_Work request_: Across all the entries below, how many lines mention the string "diagram"? Respond with a single number.

─── Data provided ───

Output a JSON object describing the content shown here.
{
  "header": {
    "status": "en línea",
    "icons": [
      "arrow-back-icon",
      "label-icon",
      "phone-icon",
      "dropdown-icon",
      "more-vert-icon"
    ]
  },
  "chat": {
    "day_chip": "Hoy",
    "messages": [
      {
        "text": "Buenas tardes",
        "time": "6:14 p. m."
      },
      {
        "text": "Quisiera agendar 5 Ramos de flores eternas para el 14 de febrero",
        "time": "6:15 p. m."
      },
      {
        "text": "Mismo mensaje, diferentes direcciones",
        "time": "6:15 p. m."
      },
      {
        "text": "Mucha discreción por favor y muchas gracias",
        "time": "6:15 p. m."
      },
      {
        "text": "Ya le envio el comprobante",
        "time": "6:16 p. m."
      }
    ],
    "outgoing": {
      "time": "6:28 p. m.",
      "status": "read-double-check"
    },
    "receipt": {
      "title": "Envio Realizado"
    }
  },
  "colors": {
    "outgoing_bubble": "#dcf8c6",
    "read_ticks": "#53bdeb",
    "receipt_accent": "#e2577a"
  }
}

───
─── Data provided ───

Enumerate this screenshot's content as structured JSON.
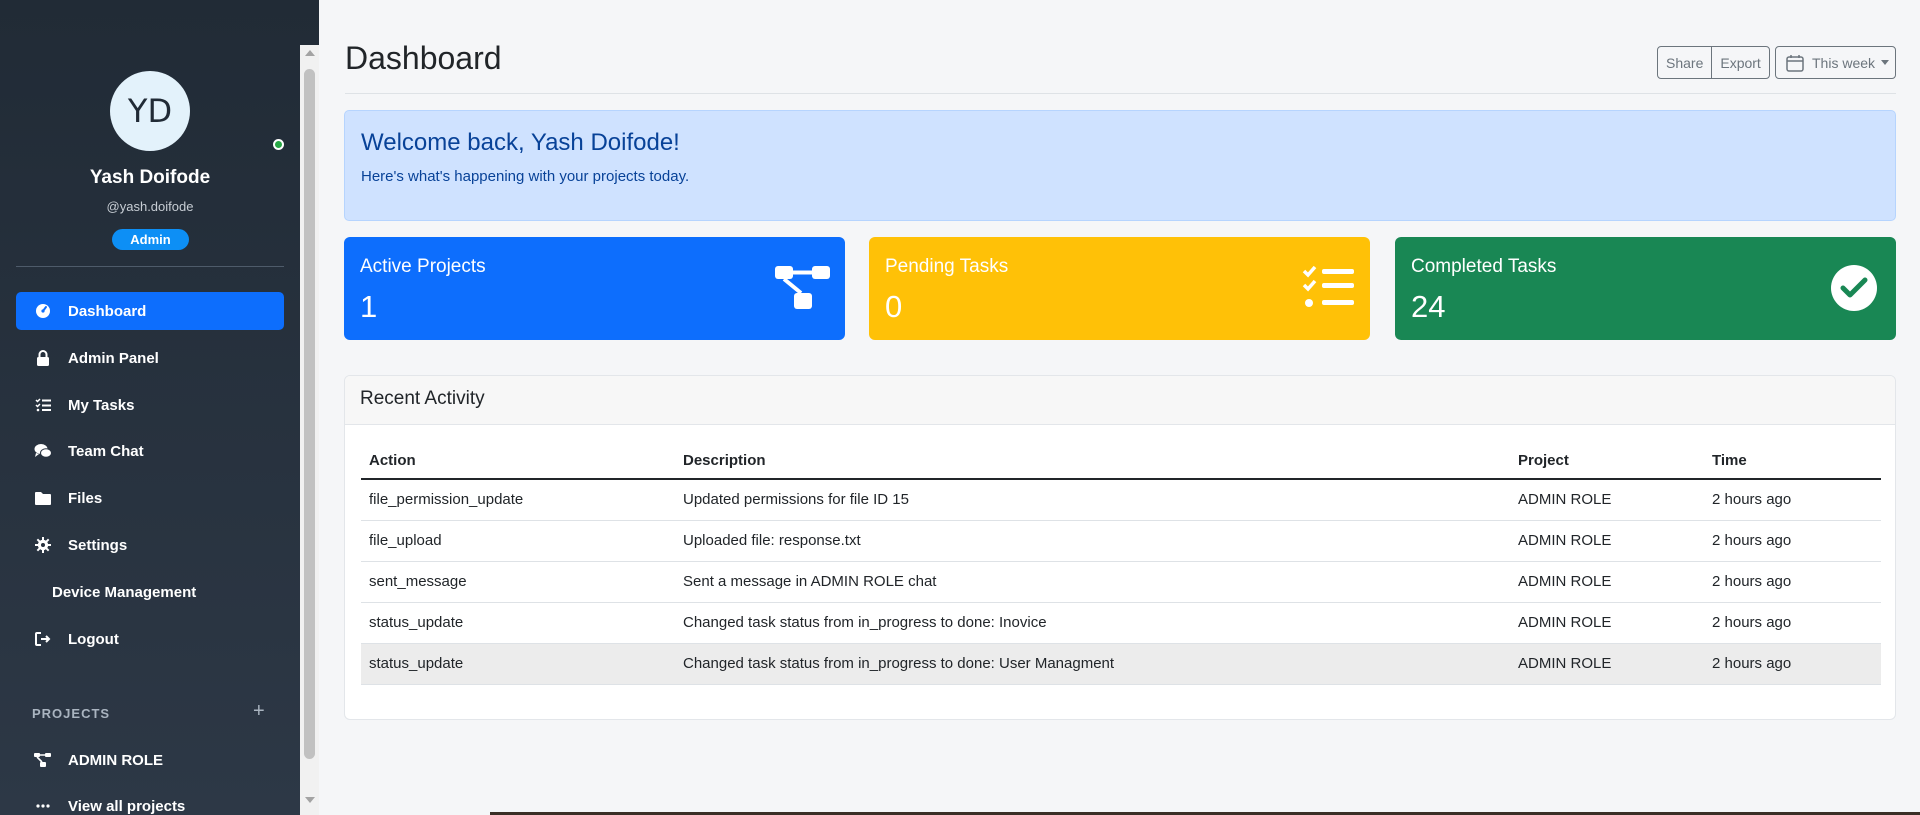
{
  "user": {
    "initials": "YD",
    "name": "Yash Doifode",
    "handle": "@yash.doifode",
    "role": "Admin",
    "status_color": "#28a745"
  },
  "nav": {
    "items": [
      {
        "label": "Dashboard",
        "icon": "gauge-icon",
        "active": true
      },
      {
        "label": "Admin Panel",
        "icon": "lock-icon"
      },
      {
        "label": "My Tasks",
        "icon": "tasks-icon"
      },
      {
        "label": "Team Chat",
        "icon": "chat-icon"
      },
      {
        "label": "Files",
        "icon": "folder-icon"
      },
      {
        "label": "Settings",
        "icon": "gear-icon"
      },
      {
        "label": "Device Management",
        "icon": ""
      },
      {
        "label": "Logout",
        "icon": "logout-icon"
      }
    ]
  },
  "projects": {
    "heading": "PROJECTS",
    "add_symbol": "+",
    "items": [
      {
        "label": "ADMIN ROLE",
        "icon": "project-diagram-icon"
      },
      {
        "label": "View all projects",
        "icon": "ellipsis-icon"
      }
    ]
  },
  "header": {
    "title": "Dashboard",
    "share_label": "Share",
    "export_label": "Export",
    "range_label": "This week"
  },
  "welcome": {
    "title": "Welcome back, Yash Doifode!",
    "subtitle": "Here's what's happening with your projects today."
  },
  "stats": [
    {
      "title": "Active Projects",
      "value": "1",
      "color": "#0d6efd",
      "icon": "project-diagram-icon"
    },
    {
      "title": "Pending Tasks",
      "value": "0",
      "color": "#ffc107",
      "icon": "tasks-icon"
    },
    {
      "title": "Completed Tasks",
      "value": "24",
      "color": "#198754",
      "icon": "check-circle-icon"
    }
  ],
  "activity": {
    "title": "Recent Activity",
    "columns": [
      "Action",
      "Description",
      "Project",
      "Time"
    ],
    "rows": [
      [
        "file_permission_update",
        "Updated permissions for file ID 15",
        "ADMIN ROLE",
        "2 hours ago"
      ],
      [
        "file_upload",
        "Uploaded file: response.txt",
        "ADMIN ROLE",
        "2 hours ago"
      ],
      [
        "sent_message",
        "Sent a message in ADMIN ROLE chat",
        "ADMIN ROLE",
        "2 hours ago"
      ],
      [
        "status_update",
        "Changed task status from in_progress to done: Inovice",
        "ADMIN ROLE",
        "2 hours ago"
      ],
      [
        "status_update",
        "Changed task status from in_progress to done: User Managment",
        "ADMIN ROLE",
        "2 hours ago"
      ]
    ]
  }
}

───

_Response below_: 2